Following oral argument by Matthew Lewis in April, the Supreme Court of New Jersey issued a decision on July 21st affirming the Appellate Division’s ruling in Rosenthal & Rosenthal, Inc. v. Benun and Riker Danzig. The Supreme Court’s decision gives a mortgage recorded by Riker Danzig priority over discretionary loan advances made by a lender, Rosenthal & Rosenthal, Inc., after it learned of Riker’s mortgage, even though those advances were secured by two mortgages recorded before Riker’s mortgage and against the same property.
Initially, the trial court had granted priority to Rosenthal’s two earlier-recorded mortgages. On Riker’s behalf, Gerald Liloia argued before the Appellate Division that the lower court incorrectly applied the law governing the priority of optional advances secured by an antecedent mortgage with respect to intervening liens. The Appellate Division agreed and reversed in a published decision. Rosenthal requested and received certification to the Supreme Court.

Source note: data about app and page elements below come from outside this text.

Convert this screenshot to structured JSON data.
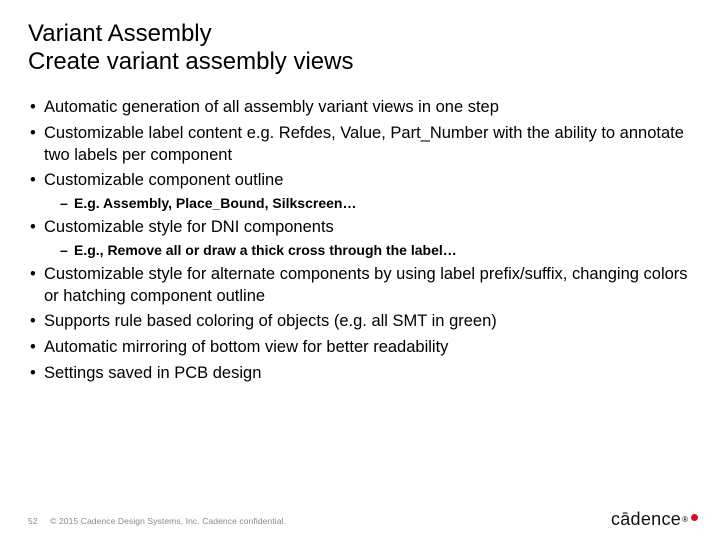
{
  "title_line1": "Variant Assembly",
  "title_line2": "Create variant assembly views",
  "bullets": {
    "b0": "Automatic generation of all assembly variant views in one step",
    "b1": "Customizable label content e.g. Refdes, Value, Part_Number with the ability to annotate two labels per component",
    "b2": "Customizable component outline",
    "b2_sub0": "E.g. Assembly, Place_Bound, Silkscreen…",
    "b3": "Customizable style for DNI components",
    "b3_sub0": "E.g., Remove all or draw a thick cross through the label…",
    "b4": "Customizable style for alternate components by using label prefix/suffix, changing colors or hatching component outline",
    "b5": "Supports rule based coloring of objects (e.g. all SMT in green)",
    "b6": "Automatic mirroring of bottom view for better readability",
    "b7": "Settings saved in PCB design"
  },
  "footer": {
    "page": "52",
    "copyright": "© 2015 Cadence Design Systems, Inc. Cadence confidential."
  },
  "logo": {
    "text": "cādence",
    "reg": "®"
  }
}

The Supreme Court reaffirmed the common-law rule that loan advances secured by a mortgage do not enjoy priority over an intervening mortgage where the advances are (i) optional and (ii) made with actual notice of the intervening mortgage. In this case, Rosenthal’s advances were subordinated because they met the common law criteria: they were optional and made with actual knowledge of Riker’s intervening lien. In a unanimous Opinion, the Court wrote, “Applying the well-settled law concerning the priority of a mortgage securing optional future advances against an intervening lienholder to the facts of this appeal is straightforward.”
Law360 published several articles about the case as it wound through the courts, including a July 21st article about the Supreme Court’s decision, as did the New Jersey Law Journal. Matthew Lewis submitted an article on June 29th, "Lenders Won't Lose Mortgage Priority in NJ," regarding the case.
Riker Danzig attorneys Gerald Liloia, Nicholas Racioppi and Matthew Lewis wrote the briefs in the case, with additional support by Mark Rattner and Joshua Greenfield.